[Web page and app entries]
☆ ☆ ☆

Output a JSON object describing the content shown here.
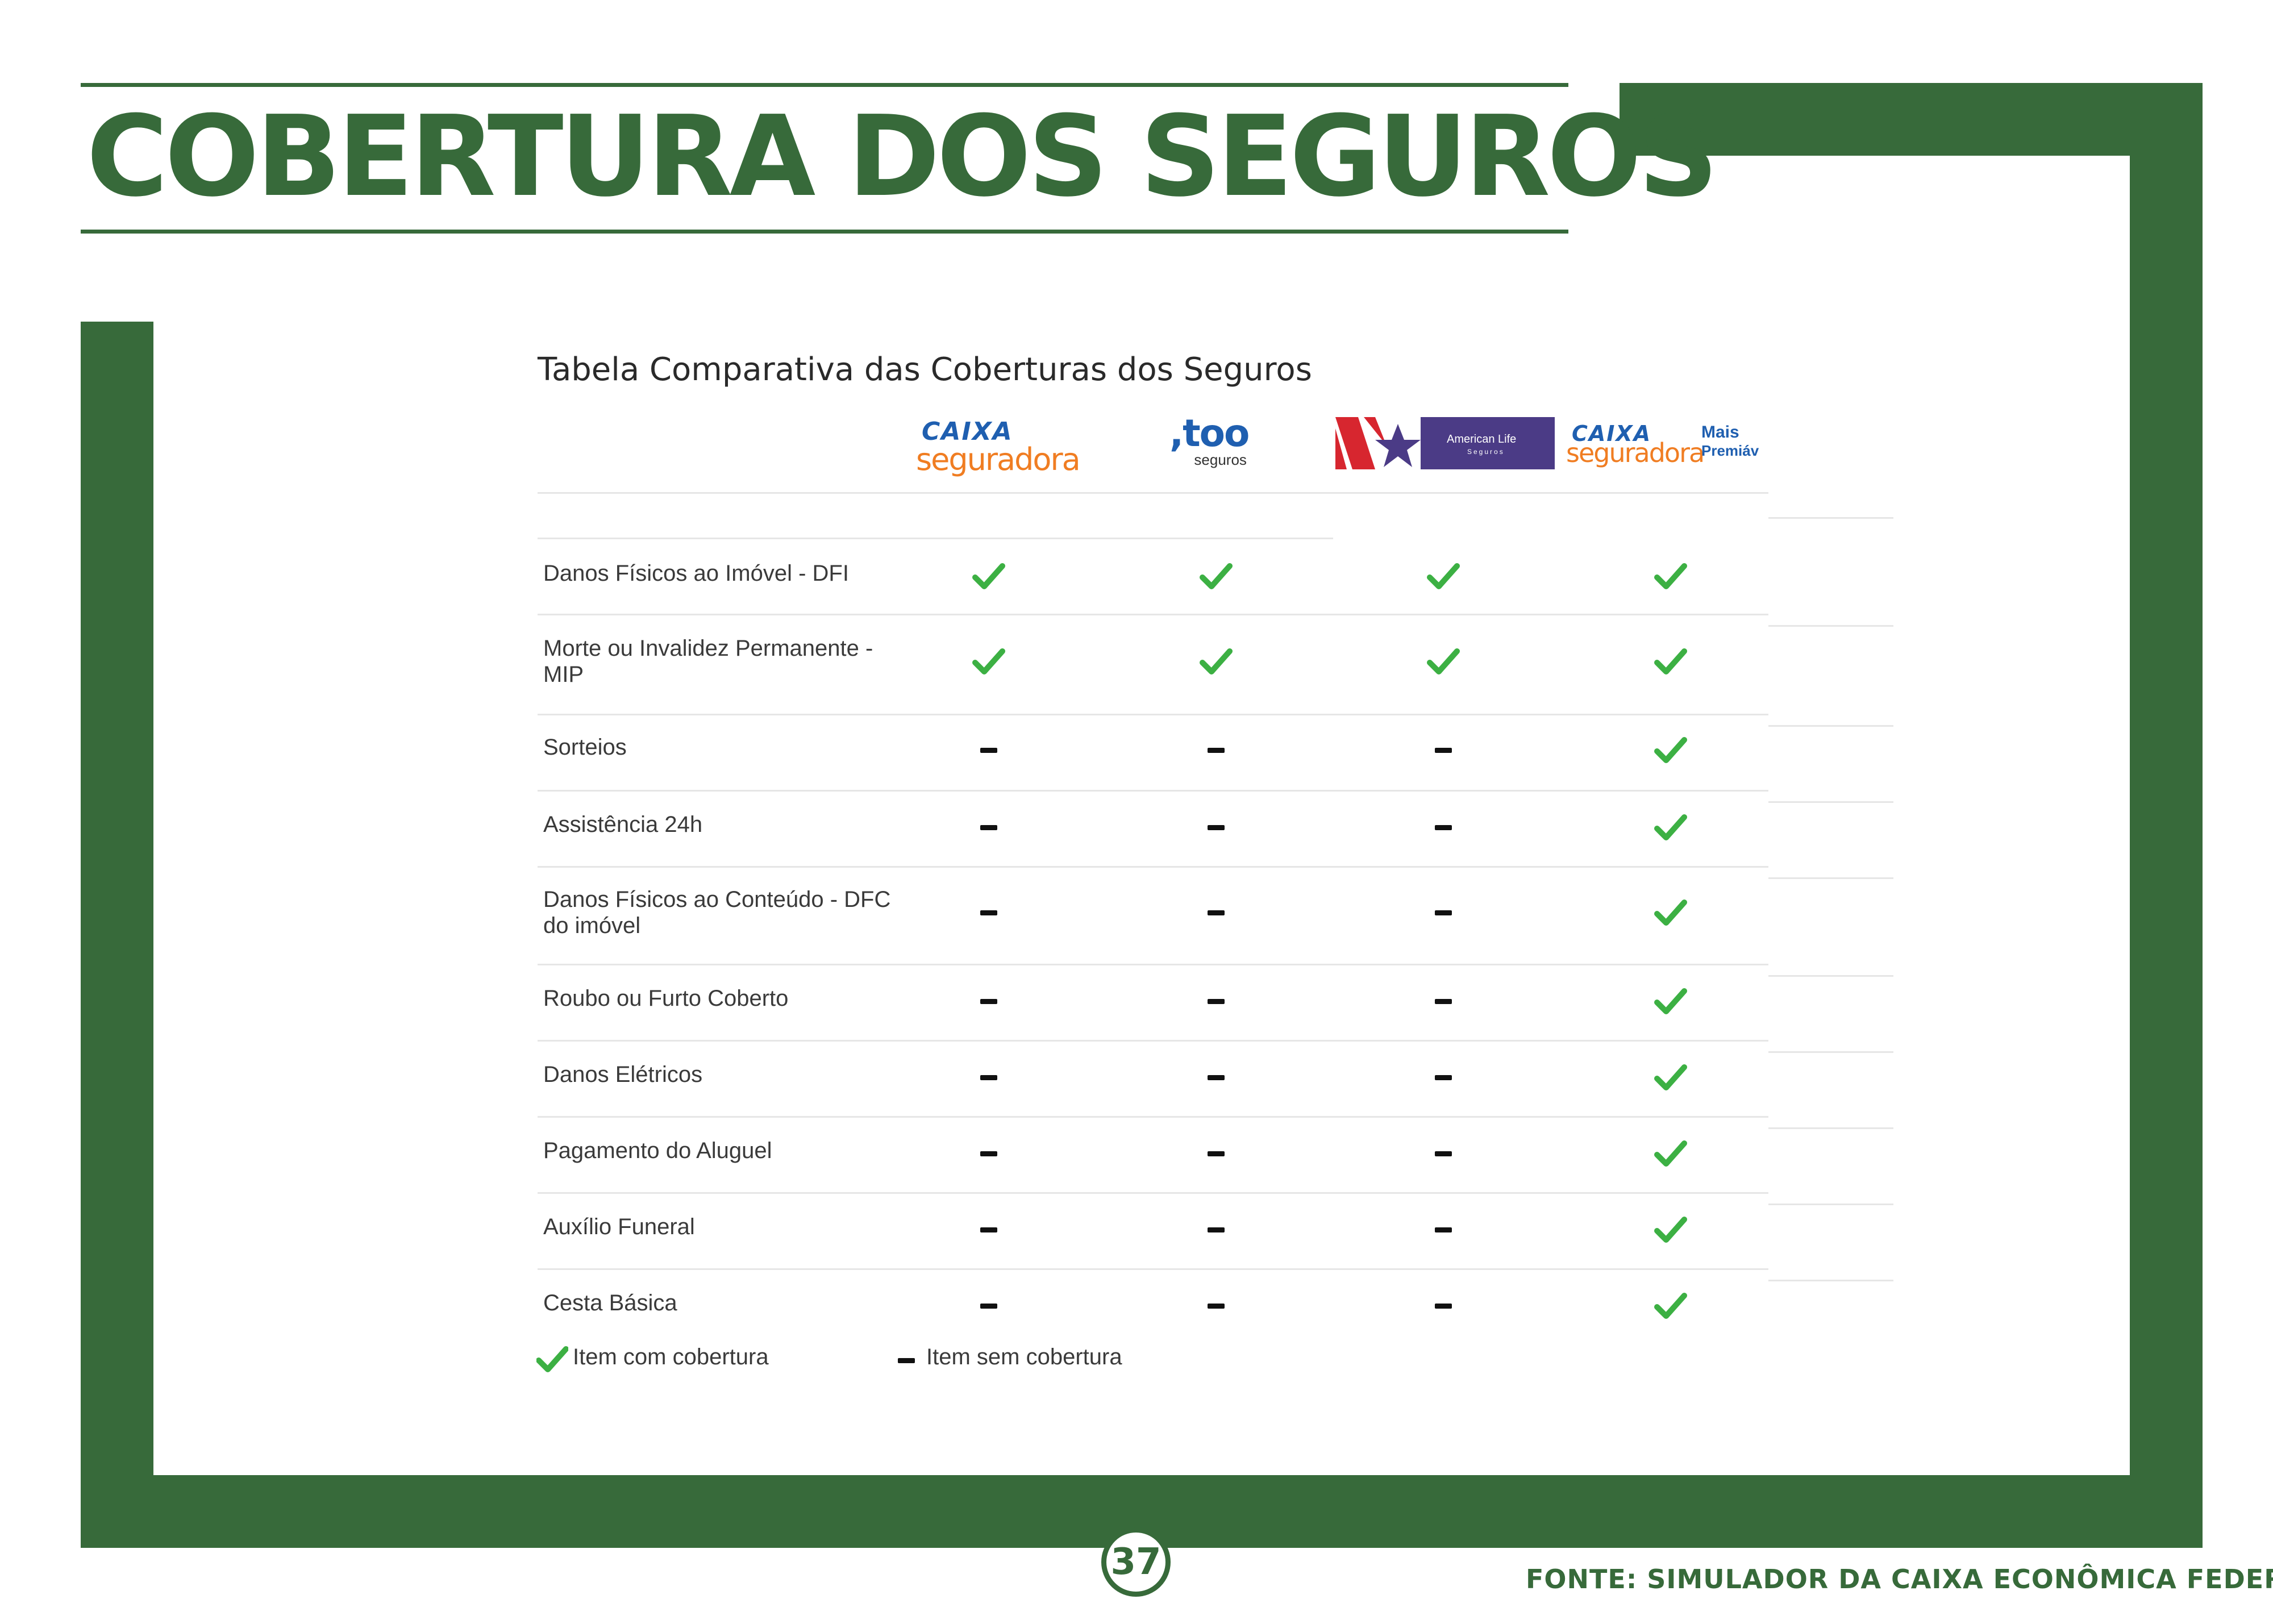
{
  "title": "COBERTURA DOS SEGUROS",
  "table": {
    "title": "Tabela Comparativa das Coberturas dos Seguros",
    "insurers": [
      {
        "logo": "caixa-seguradora-logo",
        "line1": "CAIXA",
        "line2": "seguradora"
      },
      {
        "logo": "too-seguros-logo",
        "line1": ",too",
        "line2": "seguros"
      },
      {
        "logo": "american-life-logo",
        "line1": "American Life",
        "line2": "Seguros"
      },
      {
        "logo": "caixa-seguradora-mais-premiavel-logo",
        "line1": "CAIXA",
        "line2": "seguradora",
        "badge1": "Mais",
        "badge2": "Premiáv"
      }
    ],
    "rows": [
      {
        "label": "Danos Físicos ao Imóvel - DFI",
        "coverage": [
          true,
          true,
          true,
          true
        ]
      },
      {
        "label": "Morte ou Invalidez Permanente - MIP",
        "coverage": [
          true,
          true,
          true,
          true
        ]
      },
      {
        "label": "Sorteios",
        "coverage": [
          false,
          false,
          false,
          true
        ]
      },
      {
        "label": "Assistência 24h",
        "coverage": [
          false,
          false,
          false,
          true
        ]
      },
      {
        "label": "Danos Físicos ao Conteúdo - DFC do imóvel",
        "coverage": [
          false,
          false,
          false,
          true
        ]
      },
      {
        "label": "Roubo ou Furto Coberto",
        "coverage": [
          false,
          false,
          false,
          true
        ]
      },
      {
        "label": "Danos Elétricos",
        "coverage": [
          false,
          false,
          false,
          true
        ]
      },
      {
        "label": "Pagamento do Aluguel",
        "coverage": [
          false,
          false,
          false,
          true
        ]
      },
      {
        "label": "Auxílio Funeral",
        "coverage": [
          false,
          false,
          false,
          true
        ]
      },
      {
        "label": "Cesta Básica",
        "coverage": [
          false,
          false,
          false,
          true
        ]
      }
    ],
    "legend": {
      "covered": "Item com cobertura",
      "not_covered": "Item sem cobertura"
    }
  },
  "colors": {
    "brand_green": "#376a3a",
    "check_green": "#3cb043",
    "caixa_blue": "#1f5fb0",
    "caixa_orange": "#f07d22",
    "american_life_purple": "#4b3b86",
    "american_life_red": "#d7262f"
  },
  "page_number": "37",
  "source": "FONTE: SIMULADOR DA CAIXA ECONÔMICA FEDERAL"
}
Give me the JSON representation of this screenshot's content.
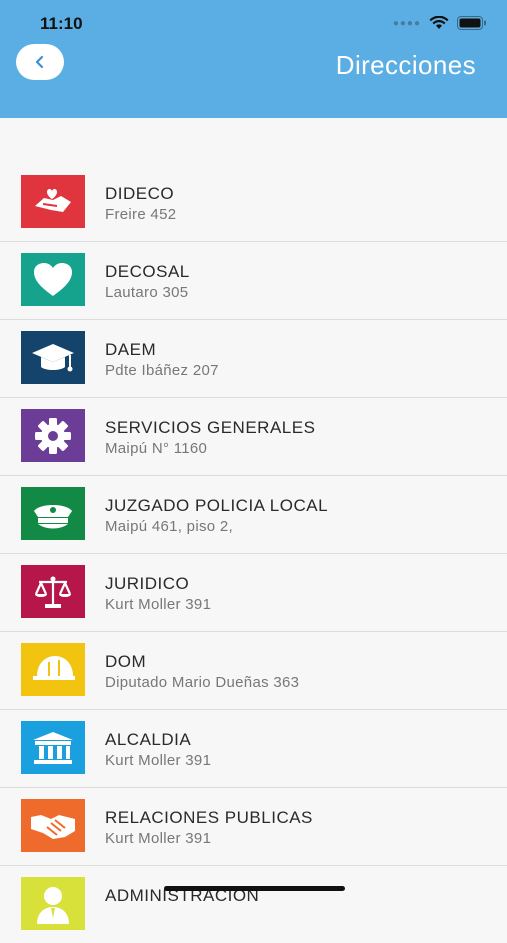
{
  "status_bar": {
    "time": "11:10"
  },
  "header": {
    "title": "Direcciones",
    "back_icon": "chevron-left-icon"
  },
  "items": [
    {
      "title": "DIDECO",
      "subtitle": "Freire 452",
      "icon": "hands-heart-icon",
      "color": "#e0353f"
    },
    {
      "title": "DECOSAL",
      "subtitle": "Lautaro 305",
      "icon": "heart-icon",
      "color": "#15a38d"
    },
    {
      "title": "DAEM",
      "subtitle": "Pdte Ibáñez 207",
      "icon": "graduation-cap-icon",
      "color": "#14446b"
    },
    {
      "title": "SERVICIOS GENERALES",
      "subtitle": "Maipú N° 1160",
      "icon": "gear-icon",
      "color": "#6b3d96"
    },
    {
      "title": "JUZGADO POLICIA LOCAL",
      "subtitle": "Maipú 461, piso 2,",
      "icon": "police-cap-icon",
      "color": "#128a45"
    },
    {
      "title": "JURIDICO",
      "subtitle": "Kurt Moller 391",
      "icon": "scales-icon",
      "color": "#b7164a"
    },
    {
      "title": "DOM",
      "subtitle": "Diputado Mario Dueñas 363",
      "icon": "hard-hat-icon",
      "color": "#f2c30f"
    },
    {
      "title": "ALCALDIA",
      "subtitle": "Kurt Moller 391",
      "icon": "government-building-icon",
      "color": "#1aa0de"
    },
    {
      "title": "RELACIONES PUBLICAS",
      "subtitle": "Kurt Moller 391",
      "icon": "handshake-icon",
      "color": "#ef6b2b"
    },
    {
      "title": "ADMINISTRACION",
      "subtitle": "",
      "icon": "person-icon",
      "color": "#d8e03a"
    }
  ]
}
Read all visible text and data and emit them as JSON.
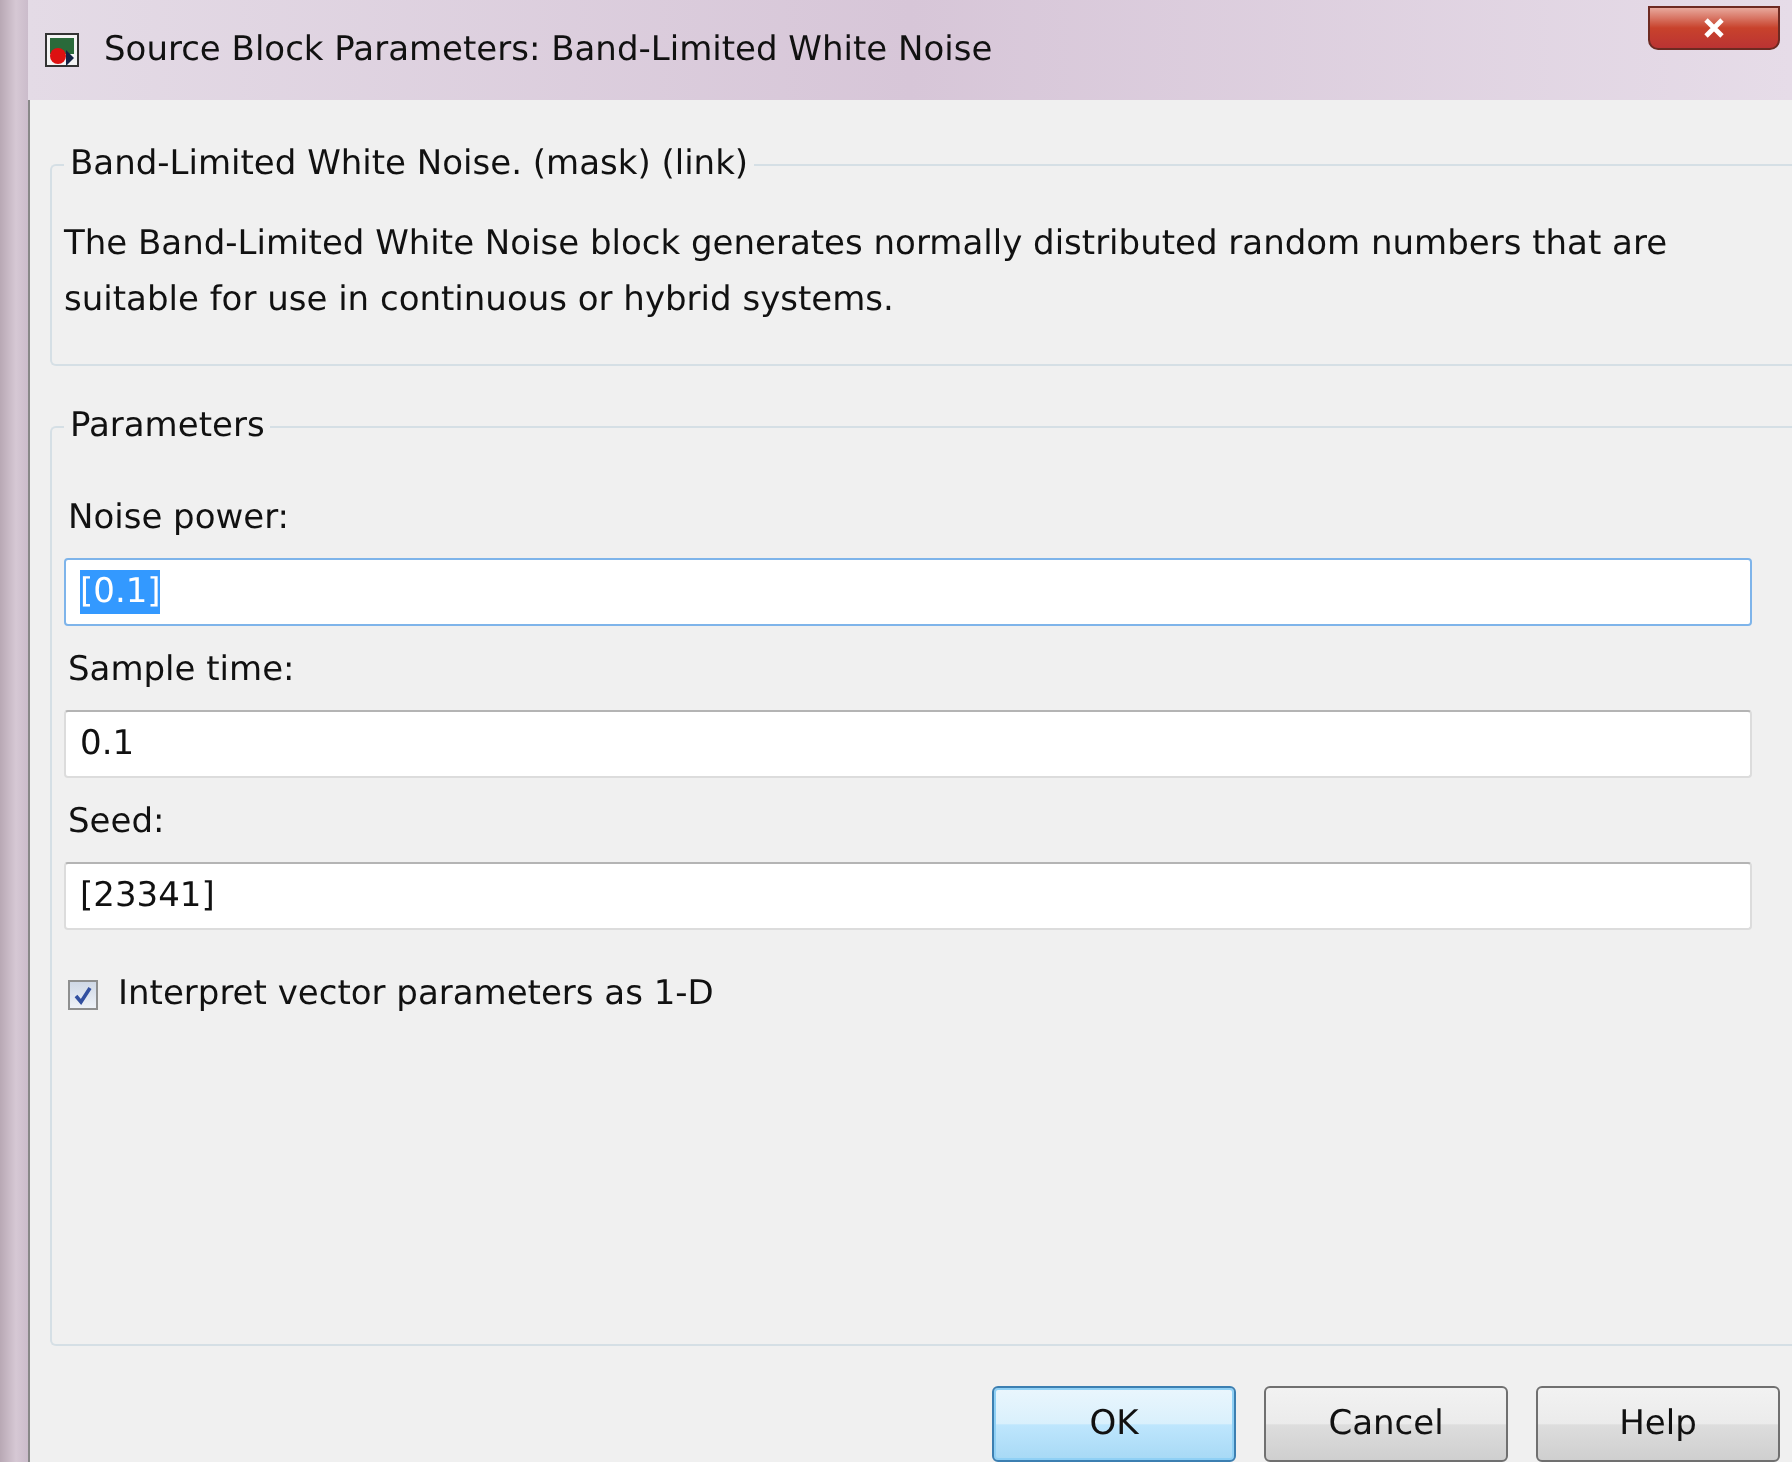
{
  "window": {
    "title": "Source Block Parameters: Band-Limited White Noise"
  },
  "description": {
    "title": "Band-Limited White Noise. (mask) (link)",
    "text": "The Band-Limited White Noise block generates normally distributed random numbers that are suitable for use in continuous or hybrid systems."
  },
  "parameters": {
    "title": "Parameters",
    "fields": [
      {
        "label": "Noise power:",
        "value": "[0.1]",
        "focused": true
      },
      {
        "label": "Sample time:",
        "value": "0.1",
        "focused": false
      },
      {
        "label": "Seed:",
        "value": "[23341]",
        "focused": false
      }
    ],
    "checkbox": {
      "label": "Interpret vector parameters as 1-D",
      "checked": true
    }
  },
  "buttons": [
    {
      "label": "OK",
      "default": true
    },
    {
      "label": "Cancel",
      "default": false
    },
    {
      "label": "Help",
      "default": false
    }
  ]
}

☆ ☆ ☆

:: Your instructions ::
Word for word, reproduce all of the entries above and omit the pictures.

:: Task result ::
Output a JSON object describing the content shown here.
{
  "title": "COBERTURA DOS SEGUROS",
  "table": {
    "title": "Tabela Comparativa das Coberturas dos Seguros",
    "insurers": [
      {
        "logo": "caixa-seguradora-logo",
        "line1": "CAIXA",
        "line2": "seguradora"
      },
      {
        "logo": "too-seguros-logo",
        "line1": ",too",
        "line2": "seguros"
      },
      {
        "logo": "american-life-logo",
        "line1": "American Life",
        "line2": "Seguros"
      },
      {
        "logo": "caixa-seguradora-mais-premiavel-logo",
        "line1": "CAIXA",
        "line2": "seguradora",
        "badge1": "Mais",
        "badge2": "Premiáv"
      }
    ],
    "rows": [
      {
        "label": "Danos Físicos ao Imóvel - DFI",
        "coverage": [
          true,
          true,
          true,
          true
        ]
      },
      {
        "label": "Morte ou Invalidez Permanente - MIP",
        "coverage": [
          true,
          true,
          true,
          true
        ]
      },
      {
        "label": "Sorteios",
        "coverage": [
          false,
          false,
          false,
          true
        ]
      },
      {
        "label": "Assistência 24h",
        "coverage": [
          false,
          false,
          false,
          true
        ]
      },
      {
        "label": "Danos Físicos ao Conteúdo - DFC do imóvel",
        "coverage": [
          false,
          false,
          false,
          true
        ]
      },
      {
        "label": "Roubo ou Furto Coberto",
        "coverage": [
          false,
          false,
          false,
          true
        ]
      },
      {
        "label": "Danos Elétricos",
        "coverage": [
          false,
          false,
          false,
          true
        ]
      },
      {
        "label": "Pagamento do Aluguel",
        "coverage": [
          false,
          false,
          false,
          true
        ]
      },
      {
        "label": "Auxílio Funeral",
        "coverage": [
          false,
          false,
          false,
          true
        ]
      },
      {
        "label": "Cesta Básica",
        "coverage": [
          false,
          false,
          false,
          true
        ]
      }
    ],
    "legend": {
      "covered": "Item com cobertura",
      "not_covered": "Item sem cobertura"
    }
  },
  "colors": {
    "brand_green": "#376a3a",
    "check_green": "#3cb043",
    "caixa_blue": "#1f5fb0",
    "caixa_orange": "#f07d22",
    "american_life_purple": "#4b3b86",
    "american_life_red": "#d7262f"
  },
  "page_number": "37",
  "source": "FONTE: SIMULADOR DA CAIXA ECONÔMICA FEDERAL"
}
Give me the JSON representation of this screenshot's content.
{
  "status_bar": {
    "time": "11:10"
  },
  "header": {
    "title": "Direcciones",
    "back_icon": "chevron-left-icon"
  },
  "items": [
    {
      "title": "DIDECO",
      "subtitle": "Freire 452",
      "icon": "hands-heart-icon",
      "color": "#e0353f"
    },
    {
      "title": "DECOSAL",
      "subtitle": "Lautaro 305",
      "icon": "heart-icon",
      "color": "#15a38d"
    },
    {
      "title": "DAEM",
      "subtitle": "Pdte Ibáñez 207",
      "icon": "graduation-cap-icon",
      "color": "#14446b"
    },
    {
      "title": "SERVICIOS GENERALES",
      "subtitle": "Maipú N° 1160",
      "icon": "gear-icon",
      "color": "#6b3d96"
    },
    {
      "title": "JUZGADO POLICIA LOCAL",
      "subtitle": "Maipú 461, piso 2,",
      "icon": "police-cap-icon",
      "color": "#128a45"
    },
    {
      "title": "JURIDICO",
      "subtitle": "Kurt Moller 391",
      "icon": "scales-icon",
      "color": "#b7164a"
    },
    {
      "title": "DOM",
      "subtitle": "Diputado Mario Dueñas 363",
      "icon": "hard-hat-icon",
      "color": "#f2c30f"
    },
    {
      "title": "ALCALDIA",
      "subtitle": "Kurt Moller 391",
      "icon": "government-building-icon",
      "color": "#1aa0de"
    },
    {
      "title": "RELACIONES PUBLICAS",
      "subtitle": "Kurt Moller 391",
      "icon": "handshake-icon",
      "color": "#ef6b2b"
    },
    {
      "title": "ADMINISTRACION",
      "subtitle": "",
      "icon": "person-icon",
      "color": "#d8e03a"
    }
  ]
}
Read all visible text and data and emit them as JSON.
{
  "window": {
    "title": "Source Block Parameters: Band-Limited White Noise"
  },
  "description": {
    "title": "Band-Limited White Noise. (mask) (link)",
    "text": "The Band-Limited White Noise block generates normally distributed random numbers that are suitable for use in continuous or hybrid systems."
  },
  "parameters": {
    "title": "Parameters",
    "fields": [
      {
        "label": "Noise power:",
        "value": "[0.1]",
        "focused": true
      },
      {
        "label": "Sample time:",
        "value": "0.1",
        "focused": false
      },
      {
        "label": "Seed:",
        "value": "[23341]",
        "focused": false
      }
    ],
    "checkbox": {
      "label": "Interpret vector parameters as 1-D",
      "checked": true
    }
  },
  "buttons": [
    {
      "label": "OK",
      "default": true
    },
    {
      "label": "Cancel",
      "default": false
    },
    {
      "label": "Help",
      "default": false
    }
  ]
}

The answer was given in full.